• **PROVIDED RECORDS**
%%
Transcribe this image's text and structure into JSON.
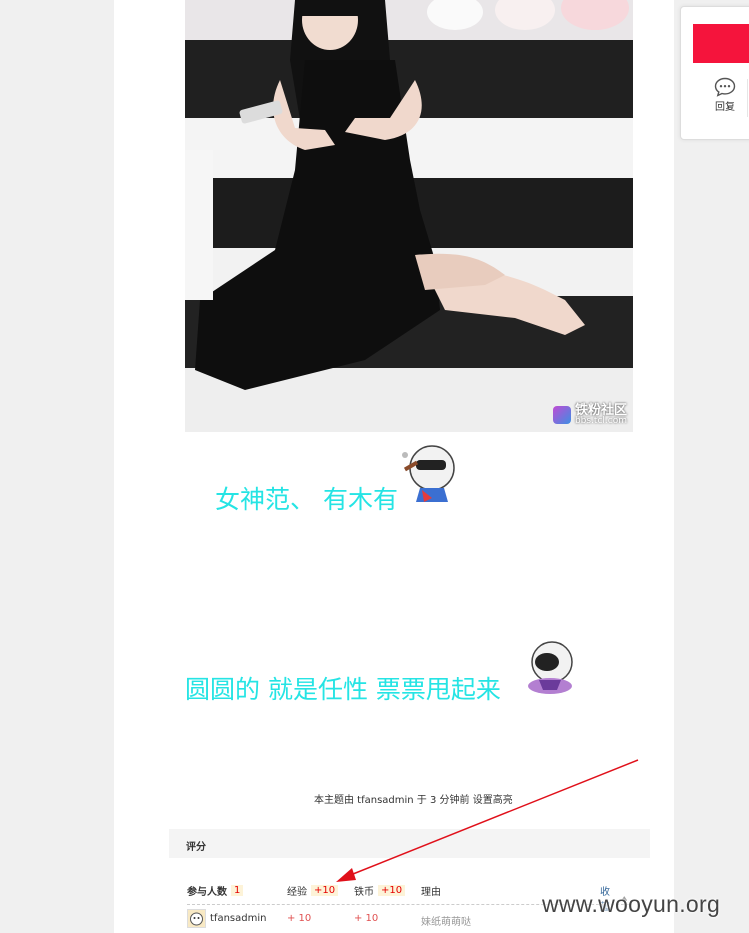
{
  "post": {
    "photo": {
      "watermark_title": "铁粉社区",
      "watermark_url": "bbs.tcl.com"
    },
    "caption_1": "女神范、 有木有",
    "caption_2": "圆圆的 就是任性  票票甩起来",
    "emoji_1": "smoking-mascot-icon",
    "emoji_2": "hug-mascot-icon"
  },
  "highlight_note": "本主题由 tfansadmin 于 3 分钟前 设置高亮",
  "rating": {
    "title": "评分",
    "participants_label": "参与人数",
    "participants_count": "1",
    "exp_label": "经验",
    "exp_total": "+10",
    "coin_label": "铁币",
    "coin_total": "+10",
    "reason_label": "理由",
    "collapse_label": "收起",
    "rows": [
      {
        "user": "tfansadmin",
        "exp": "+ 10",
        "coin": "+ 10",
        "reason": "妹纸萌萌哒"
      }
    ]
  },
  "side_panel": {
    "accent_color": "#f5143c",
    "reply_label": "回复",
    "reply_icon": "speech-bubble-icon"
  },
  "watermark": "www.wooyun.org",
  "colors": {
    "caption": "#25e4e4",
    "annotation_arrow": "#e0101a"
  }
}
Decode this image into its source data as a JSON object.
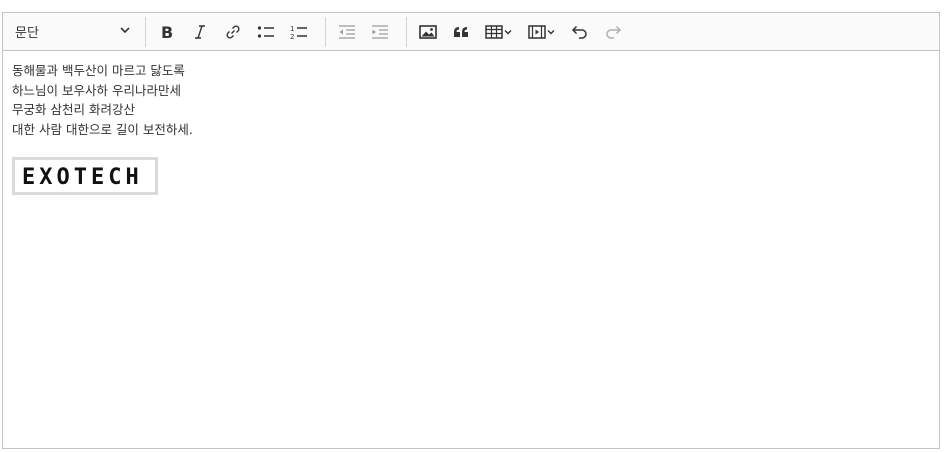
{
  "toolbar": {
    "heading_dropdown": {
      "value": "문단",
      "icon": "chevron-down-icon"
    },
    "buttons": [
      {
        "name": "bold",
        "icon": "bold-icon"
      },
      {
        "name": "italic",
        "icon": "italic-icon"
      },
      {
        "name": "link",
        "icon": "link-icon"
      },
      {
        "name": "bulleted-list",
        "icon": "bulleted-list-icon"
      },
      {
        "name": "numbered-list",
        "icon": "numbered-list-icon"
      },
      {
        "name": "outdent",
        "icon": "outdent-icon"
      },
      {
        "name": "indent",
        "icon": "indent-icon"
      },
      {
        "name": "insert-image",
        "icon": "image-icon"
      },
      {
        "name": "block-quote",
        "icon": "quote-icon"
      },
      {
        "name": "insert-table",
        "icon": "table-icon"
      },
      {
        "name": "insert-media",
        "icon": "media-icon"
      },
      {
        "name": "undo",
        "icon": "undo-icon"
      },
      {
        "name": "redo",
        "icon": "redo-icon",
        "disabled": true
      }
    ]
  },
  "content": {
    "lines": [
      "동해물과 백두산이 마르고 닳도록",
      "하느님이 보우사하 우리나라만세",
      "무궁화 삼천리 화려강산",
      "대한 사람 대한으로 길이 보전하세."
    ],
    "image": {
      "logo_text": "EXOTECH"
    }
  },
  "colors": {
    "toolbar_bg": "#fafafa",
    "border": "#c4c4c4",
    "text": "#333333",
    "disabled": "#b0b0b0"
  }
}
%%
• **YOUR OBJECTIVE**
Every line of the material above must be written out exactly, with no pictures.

• **EXERCISE RESULT**
Transcribe this image's text and structure into JSON.
{
  "post": {
    "photo": {
      "watermark_title": "铁粉社区",
      "watermark_url": "bbs.tcl.com"
    },
    "caption_1": "女神范、 有木有",
    "caption_2": "圆圆的 就是任性  票票甩起来",
    "emoji_1": "smoking-mascot-icon",
    "emoji_2": "hug-mascot-icon"
  },
  "highlight_note": "本主题由 tfansadmin 于 3 分钟前 设置高亮",
  "rating": {
    "title": "评分",
    "participants_label": "参与人数",
    "participants_count": "1",
    "exp_label": "经验",
    "exp_total": "+10",
    "coin_label": "铁币",
    "coin_total": "+10",
    "reason_label": "理由",
    "collapse_label": "收起",
    "rows": [
      {
        "user": "tfansadmin",
        "exp": "+ 10",
        "coin": "+ 10",
        "reason": "妹纸萌萌哒"
      }
    ]
  },
  "side_panel": {
    "accent_color": "#f5143c",
    "reply_label": "回复",
    "reply_icon": "speech-bubble-icon"
  },
  "watermark": "www.wooyun.org",
  "colors": {
    "caption": "#25e4e4",
    "annotation_arrow": "#e0101a"
  }
}
Decode this image into its source data as a JSON object.
{
  "toolbar": {
    "heading_dropdown": {
      "value": "문단",
      "icon": "chevron-down-icon"
    },
    "buttons": [
      {
        "name": "bold",
        "icon": "bold-icon"
      },
      {
        "name": "italic",
        "icon": "italic-icon"
      },
      {
        "name": "link",
        "icon": "link-icon"
      },
      {
        "name": "bulleted-list",
        "icon": "bulleted-list-icon"
      },
      {
        "name": "numbered-list",
        "icon": "numbered-list-icon"
      },
      {
        "name": "outdent",
        "icon": "outdent-icon"
      },
      {
        "name": "indent",
        "icon": "indent-icon"
      },
      {
        "name": "insert-image",
        "icon": "image-icon"
      },
      {
        "name": "block-quote",
        "icon": "quote-icon"
      },
      {
        "name": "insert-table",
        "icon": "table-icon"
      },
      {
        "name": "insert-media",
        "icon": "media-icon"
      },
      {
        "name": "undo",
        "icon": "undo-icon"
      },
      {
        "name": "redo",
        "icon": "redo-icon",
        "disabled": true
      }
    ]
  },
  "content": {
    "lines": [
      "동해물과 백두산이 마르고 닳도록",
      "하느님이 보우사하 우리나라만세",
      "무궁화 삼천리 화려강산",
      "대한 사람 대한으로 길이 보전하세."
    ],
    "image": {
      "logo_text": "EXOTECH"
    }
  },
  "colors": {
    "toolbar_bg": "#fafafa",
    "border": "#c4c4c4",
    "text": "#333333",
    "disabled": "#b0b0b0"
  }
}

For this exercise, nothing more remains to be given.